§ EXERCISE
Omit the images and return the remaining entries unchanged.

________________

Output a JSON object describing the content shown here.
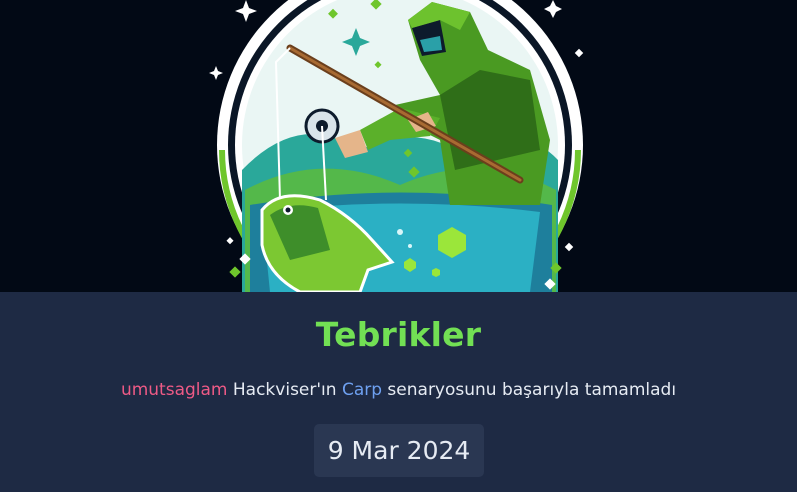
{
  "badge": {
    "alt": "Carp scenario badge"
  },
  "completion": {
    "title": "Tebrikler",
    "username": "umutsaglam",
    "text_before": " Hackviser'ın ",
    "scenario": "Carp",
    "text_after": " senaryosunu başarıyla tamamladı",
    "date": "9 Mar 2024"
  },
  "colors": {
    "title": "#72e054",
    "username": "#ee5a86",
    "scenario": "#6ea0f0",
    "panel": "#1e2a44",
    "date_box": "#2a3752"
  }
}
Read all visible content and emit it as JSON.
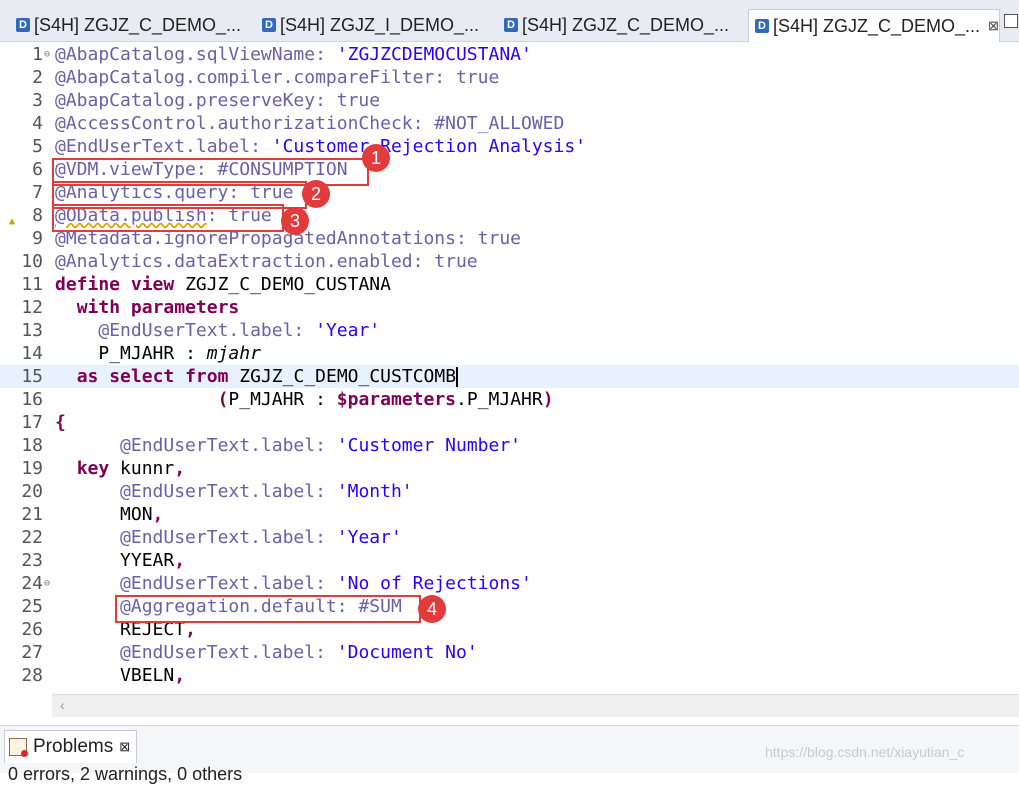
{
  "tabs": [
    {
      "label": "[S4H] ZGJZ_C_DEMO_...",
      "icon": "ddl-document-icon"
    },
    {
      "label": "[S4H] ZGJZ_I_DEMO_...",
      "icon": "ddl-document-icon"
    },
    {
      "label": "[S4H] ZGJZ_C_DEMO_...",
      "icon": "ddl-document-icon"
    },
    {
      "label": "[S4H] ZGJZ_C_DEMO_...",
      "icon": "ddl-document-icon",
      "active": true,
      "close": "⊠"
    }
  ],
  "editor": {
    "lines": [
      {
        "n": "1",
        "t": "@AbapCatalog.sqlViewName: 'ZGJZCDEMOCUSTANA'"
      },
      {
        "n": "2",
        "t": "@AbapCatalog.compiler.compareFilter: true"
      },
      {
        "n": "3",
        "t": "@AbapCatalog.preserveKey: true"
      },
      {
        "n": "4",
        "t": "@AccessControl.authorizationCheck: #NOT_ALLOWED"
      },
      {
        "n": "5",
        "t": "@EndUserText.label: 'Customer Rejection Analysis'"
      },
      {
        "n": "6",
        "t": "@VDM.viewType: #CONSUMPTION"
      },
      {
        "n": "7",
        "t": "@Analytics.query: true"
      },
      {
        "n": "8",
        "t": "@OData.publish: true"
      },
      {
        "n": "9",
        "t": "@Metadata.ignorePropagatedAnnotations: true"
      },
      {
        "n": "10",
        "t": "@Analytics.dataExtraction.enabled: true"
      },
      {
        "n": "11",
        "t": "define view ZGJZ_C_DEMO_CUSTANA"
      },
      {
        "n": "12",
        "t": "  with parameters"
      },
      {
        "n": "13",
        "t": "    @EndUserText.label: 'Year'"
      },
      {
        "n": "14",
        "t": "    P_MJAHR : mjahr"
      },
      {
        "n": "15",
        "t": "  as select from ZGJZ_C_DEMO_CUSTCOMB"
      },
      {
        "n": "16",
        "t": "               (P_MJAHR : $parameters.P_MJAHR)"
      },
      {
        "n": "17",
        "t": "{"
      },
      {
        "n": "18",
        "t": "      @EndUserText.label: 'Customer Number'"
      },
      {
        "n": "19",
        "t": "  key kunnr,"
      },
      {
        "n": "20",
        "t": "      @EndUserText.label: 'Month'"
      },
      {
        "n": "21",
        "t": "      MON,"
      },
      {
        "n": "22",
        "t": "      @EndUserText.label: 'Year'"
      },
      {
        "n": "23",
        "t": "      YYEAR,"
      },
      {
        "n": "24",
        "t": "      @EndUserText.label: 'No of Rejections'"
      },
      {
        "n": "25",
        "t": "      @Aggregation.default: #SUM"
      },
      {
        "n": "26",
        "t": "      REJECT,"
      },
      {
        "n": "27",
        "t": "      @EndUserText.label: 'Document No'"
      },
      {
        "n": "28",
        "t": "      VBELN,"
      }
    ]
  },
  "callouts": [
    "1",
    "2",
    "3",
    "4"
  ],
  "panel": {
    "tab_label": "Problems",
    "close": "⊠",
    "summary": "0 errors, 2 warnings, 0 others"
  },
  "watermark": "https://blog.csdn.net/xiayutian_c",
  "colors": {
    "annotation": "#6b5fa8",
    "keyword": "#7f0055",
    "string": "#2a00ff",
    "callout": "#e23b3b"
  }
}
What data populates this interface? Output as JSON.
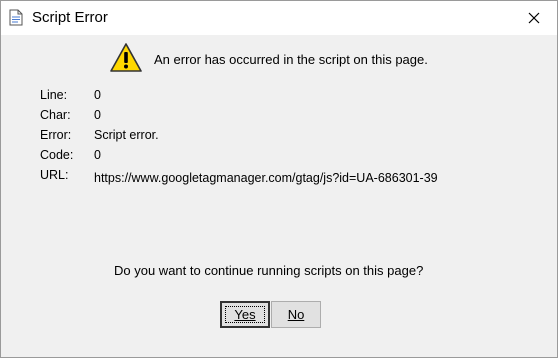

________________

§ EXPECTED ANSWER
Output a JSON object describing the content shown here.
{
  "badge": {
    "alt": "Carp scenario badge"
  },
  "completion": {
    "title": "Tebrikler",
    "username": "umutsaglam",
    "text_before": " Hackviser'ın ",
    "scenario": "Carp",
    "text_after": " senaryosunu başarıyla tamamladı",
    "date": "9 Mar 2024"
  },
  "colors": {
    "title": "#72e054",
    "username": "#ee5a86",
    "scenario": "#6ea0f0",
    "panel": "#1e2a44",
    "date_box": "#2a3752"
  }
}
Read all visible content and emit it as JSON.
{
  "tabs": [
    {
      "label": "[S4H] ZGJZ_C_DEMO_...",
      "icon": "ddl-document-icon"
    },
    {
      "label": "[S4H] ZGJZ_I_DEMO_...",
      "icon": "ddl-document-icon"
    },
    {
      "label": "[S4H] ZGJZ_C_DEMO_...",
      "icon": "ddl-document-icon"
    },
    {
      "label": "[S4H] ZGJZ_C_DEMO_...",
      "icon": "ddl-document-icon",
      "active": true,
      "close": "⊠"
    }
  ],
  "editor": {
    "lines": [
      {
        "n": "1",
        "t": "@AbapCatalog.sqlViewName: 'ZGJZCDEMOCUSTANA'"
      },
      {
        "n": "2",
        "t": "@AbapCatalog.compiler.compareFilter: true"
      },
      {
        "n": "3",
        "t": "@AbapCatalog.preserveKey: true"
      },
      {
        "n": "4",
        "t": "@AccessControl.authorizationCheck: #NOT_ALLOWED"
      },
      {
        "n": "5",
        "t": "@EndUserText.label: 'Customer Rejection Analysis'"
      },
      {
        "n": "6",
        "t": "@VDM.viewType: #CONSUMPTION"
      },
      {
        "n": "7",
        "t": "@Analytics.query: true"
      },
      {
        "n": "8",
        "t": "@OData.publish: true"
      },
      {
        "n": "9",
        "t": "@Metadata.ignorePropagatedAnnotations: true"
      },
      {
        "n": "10",
        "t": "@Analytics.dataExtraction.enabled: true"
      },
      {
        "n": "11",
        "t": "define view ZGJZ_C_DEMO_CUSTANA"
      },
      {
        "n": "12",
        "t": "  with parameters"
      },
      {
        "n": "13",
        "t": "    @EndUserText.label: 'Year'"
      },
      {
        "n": "14",
        "t": "    P_MJAHR : mjahr"
      },
      {
        "n": "15",
        "t": "  as select from ZGJZ_C_DEMO_CUSTCOMB"
      },
      {
        "n": "16",
        "t": "               (P_MJAHR : $parameters.P_MJAHR)"
      },
      {
        "n": "17",
        "t": "{"
      },
      {
        "n": "18",
        "t": "      @EndUserText.label: 'Customer Number'"
      },
      {
        "n": "19",
        "t": "  key kunnr,"
      },
      {
        "n": "20",
        "t": "      @EndUserText.label: 'Month'"
      },
      {
        "n": "21",
        "t": "      MON,"
      },
      {
        "n": "22",
        "t": "      @EndUserText.label: 'Year'"
      },
      {
        "n": "23",
        "t": "      YYEAR,"
      },
      {
        "n": "24",
        "t": "      @EndUserText.label: 'No of Rejections'"
      },
      {
        "n": "25",
        "t": "      @Aggregation.default: #SUM"
      },
      {
        "n": "26",
        "t": "      REJECT,"
      },
      {
        "n": "27",
        "t": "      @EndUserText.label: 'Document No'"
      },
      {
        "n": "28",
        "t": "      VBELN,"
      }
    ]
  },
  "callouts": [
    "1",
    "2",
    "3",
    "4"
  ],
  "panel": {
    "tab_label": "Problems",
    "close": "⊠",
    "summary": "0 errors, 2 warnings, 0 others"
  },
  "watermark": "https://blog.csdn.net/xiayutian_c",
  "colors": {
    "annotation": "#6b5fa8",
    "keyword": "#7f0055",
    "string": "#2a00ff",
    "callout": "#e23b3b"
  }
}
What data populates this interface? Output as JSON.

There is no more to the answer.